Around the country, more and more farmers are seeing the changes and, with more to come, many people are trying to adapt. Community expectations, public policies, technology, and world markets are changing too, with the pressure on agriculture to reduce its carbon footprint while becoming more competitive.
The pages here are intended to help get you started in climate-smart agriculture or CSA.
How is climate change impacting on agriculture?
The impact of climate change on agriculture goes beyond the direct effects of higher temperatures and changes in rainfall. Consider:
- Changes in pest, weed and disease risk, as well as changes in pollinators and other beneficial organisms.
- The availability and cost of inputs (e.g. water, feed, labour, etc.).
- The impact of elevated CO2 levels on crop/pasture growth and quality. Note that more CO2 may boost plant growth its effects on quality may not always be beneficial. This 2017 article in the Conversation tackles this issue.
- The effects of extreme events, such as intense downpours and drought, on soil health.
- The likely increase in variability between years and how this might affect long-term planning.
- Increased risk of fire weather, including a longer fire season.
- The risk that tropical cyclones may become more intense, particularly in northern Australia.
- The risk of heat stress on people and livestock.
- Surprises, like increased frost risk—rising in some areas.
What is climate-smart agriculture?
Put simply, CSA is any kind of primary production that maintains or improves farm performance (productivity), adapts and builds resilience to a changing climate (adaptation), and takes responsibility for agriculture’s contribution to climate change (mitigation).
There is no one-way of doing climate-smart agriculture - the advice here is sourced from the best available research but we’re all learning by doing and this guide is not intended to be prescriptive or exhaustive. Importantly, every farm and region is unique; what works in one place may not in another, so it’s important to tailor these strategies to your farm.
Climate-smart agriculture emphasises home-grown solutions, ideally based on collaboration between farmers and scientists.
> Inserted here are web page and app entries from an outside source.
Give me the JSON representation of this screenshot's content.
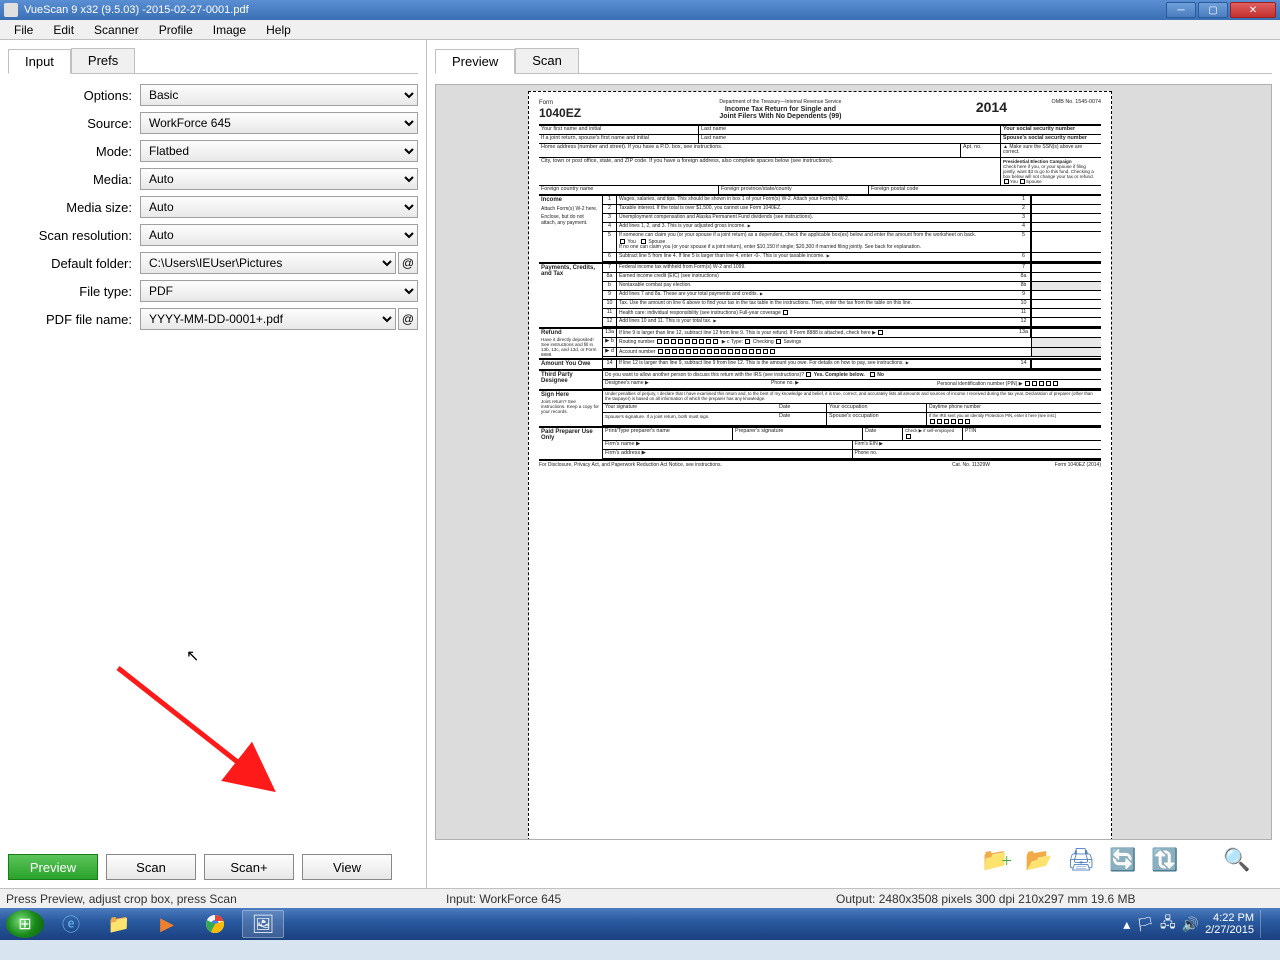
{
  "window": {
    "title": "VueScan 9 x32 (9.5.03) -2015-02-27-0001.pdf"
  },
  "menu": [
    "File",
    "Edit",
    "Scanner",
    "Profile",
    "Image",
    "Help"
  ],
  "left_tabs": {
    "input": "Input",
    "prefs": "Prefs"
  },
  "right_tabs": {
    "preview": "Preview",
    "scan": "Scan"
  },
  "options": {
    "options_label": "Options:",
    "options_value": "Basic",
    "source_label": "Source:",
    "source_value": "WorkForce 645",
    "mode_label": "Mode:",
    "mode_value": "Flatbed",
    "media_label": "Media:",
    "media_value": "Auto",
    "media_size_label": "Media size:",
    "media_size_value": "Auto",
    "scan_res_label": "Scan resolution:",
    "scan_res_value": "Auto",
    "default_folder_label": "Default folder:",
    "default_folder_value": "C:\\Users\\IEUser\\Pictures",
    "file_type_label": "File type:",
    "file_type_value": "PDF",
    "pdf_name_label": "PDF file name:",
    "pdf_name_value": "YYYY-MM-DD-0001+.pdf",
    "at_symbol": "@"
  },
  "buttons": {
    "preview": "Preview",
    "scan": "Scan",
    "scan_plus": "Scan+",
    "view": "View"
  },
  "status": {
    "left": "Press Preview, adjust crop box, press Scan",
    "mid": "Input: WorkForce 645",
    "right": "Output: 2480x3508 pixels 300 dpi 210x297 mm 19.6 MB"
  },
  "taskbar": {
    "time": "4:22 PM",
    "date": "2/27/2015"
  },
  "form": {
    "dept": "Department of the Treasury—Internal Revenue Service",
    "form_word": "Form",
    "form_num": "1040EZ",
    "title1": "Income Tax Return for Single and",
    "title2": "Joint Filers With No Dependents  (99)",
    "year": "2014",
    "omb": "OMB No. 1545-0074",
    "first_name": "Your first name and initial",
    "last_name": "Last name",
    "ssn": "Your social security number",
    "spouse_first": "If a joint return, spouse's first name and initial",
    "spouse_last": "Last name",
    "spouse_ssn": "Spouse's social security number",
    "home_addr": "Home address (number and street). If you have a P.O. box, see instructions.",
    "apt": "Apt. no.",
    "ssn_check": "▲ Make sure the SSN(s) above are correct.",
    "city": "City, town or post office, state, and ZIP code. If you have a foreign address, also complete spaces below (see instructions).",
    "pres_campaign": "Presidential Election Campaign",
    "pres_text": "Check here if you, or your spouse if filing jointly, want $3 to go to this fund. Checking a box below will not change your tax or refund.",
    "you": "You",
    "spouse": "Spouse",
    "foreign_country": "Foreign country name",
    "foreign_province": "Foreign province/state/county",
    "foreign_postal": "Foreign postal code",
    "sec_income": "Income",
    "attach_w2": "Attach Form(s) W-2 here.",
    "enclose": "Enclose, but do not attach, any payment.",
    "line1": "Wages, salaries, and tips. This should be shown in box 1 of your Form(s) W-2. Attach your Form(s) W-2.",
    "line2": "Taxable interest. If the total is over $1,500, you cannot use Form 1040EZ.",
    "line3": "Unemployment compensation and Alaska Permanent Fund dividends (see instructions).",
    "line4": "Add lines 1, 2, and 3. This is your adjusted gross income.",
    "line5a": "If someone can claim you (or your spouse if a joint return) as a dependent, check the applicable box(es) below and enter the amount from the worksheet on back.",
    "line5b": "If no one can claim you (or your spouse if a joint return), enter $10,150 if single; $20,300 if married filing jointly. See back for explanation.",
    "line6": "Subtract line 5 from line 4. If line 5 is larger than line 4, enter -0-. This is your taxable income.",
    "sec_payments": "Payments, Credits, and Tax",
    "line7": "Federal income tax withheld from Form(s) W-2 and 1099.",
    "line8a": "Earned income credit (EIC) (see instructions)",
    "line8b": "Nontaxable combat pay election.",
    "line9": "Add lines 7 and 8a. These are your total payments and credits.",
    "line10": "Tax. Use the amount on line 6 above to find your tax in the tax table in the instructions. Then, enter the tax from the table on this line.",
    "line11": "Health care: individual responsibility (see instructions)    Full-year coverage",
    "line12": "Add lines 10 and 11. This is your total tax.",
    "sec_refund": "Refund",
    "refund_sub": "Have it directly deposited! See instructions and fill in 13b, 13c, and 13d, or Form 8888.",
    "line13a": "If line 9 is larger than line 12, subtract line 12 from line 9. This is your refund. If Form 8888 is attached, check here ▶",
    "line13b": "Routing number",
    "line13c": "c Type:",
    "checking": "Checking",
    "savings": "Savings",
    "line13d": "Account number",
    "sec_owe": "Amount You Owe",
    "line14": "If line 12 is larger than line 9, subtract line 9 from line 12. This is the amount you owe. For details on how to pay, see instructions.",
    "sec_third": "Third Party Designee",
    "third_q": "Do you want to allow another person to discuss this return with the IRS (see instructions)?",
    "yes_complete": "Yes. Complete below.",
    "no": "No",
    "designee_name": "Designee's name ▶",
    "phone_no": "Phone no. ▶",
    "pin": "Personal identification number (PIN) ▶",
    "sec_sign": "Sign Here",
    "sign_joint": "Joint return? See instructions. Keep a copy for your records.",
    "sign_perjury": "Under penalties of perjury, I declare that I have examined this return and, to the best of my knowledge and belief, it is true, correct, and accurately lists all amounts and sources of income I received during the tax year. Declaration of preparer (other than the taxpayer) is based on all information of which the preparer has any knowledge.",
    "your_sig": "Your signature",
    "date": "Date",
    "your_occ": "Your occupation",
    "daytime_phone": "Daytime phone number",
    "spouse_sig": "Spouse's signature. If a joint return, both must sign.",
    "spouse_occ": "Spouse's occupation",
    "irs_pin": "If the IRS sent you an Identity Protection PIN, enter it here (see inst.)",
    "sec_paid": "Paid Preparer Use Only",
    "preparer_name": "Print/Type preparer's name",
    "preparer_sig": "Preparer's signature",
    "check_self": "Check ▶ if self-employed",
    "ptin": "PTIN",
    "firm_name": "Firm's name ▶",
    "firm_addr": "Firm's address ▶",
    "firm_ein": "Firm's EIN ▶",
    "firm_phone": "Phone no.",
    "disclosure": "For Disclosure, Privacy Act, and Paperwork Reduction Act Notice, see instructions.",
    "cat_no": "Cat. No. 11329W",
    "form_footer": "Form 1040EZ (2014)"
  }
}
Already, though, there are plenty of opportunities to adapt to climate change and reduce your farm’s emissions.
Carefully done, climate-smart agriculture strategies can deliver business benefits, including efficiency dividends. Often, they equate to best practice and hence can help to: reduce regulatory and reputation risks; maintain or even improve market access; promote good relationships with suppliers, retailers, policymakers, and consumers; and lift farm performance overall. They may also help you access incentives, including by tapping into the carbon market. They may require trade-offs, which only you can decide.
The tips and strategies here should help you:
- Get a better handle on the on-farm sources and sinks of carbon emissions
- Take stock of what you’re already doing and look for opportunities to do better
- Develop CSA strategies that match your needs, values and goals
- Find more detailed information and support
- Primary Industries Climate Challenges Centre, especially this page
- Federal Government's Climate Change Research Program (ended 2012 but resources still online)
- Resources from Farmers for Climate Action's conference and workshops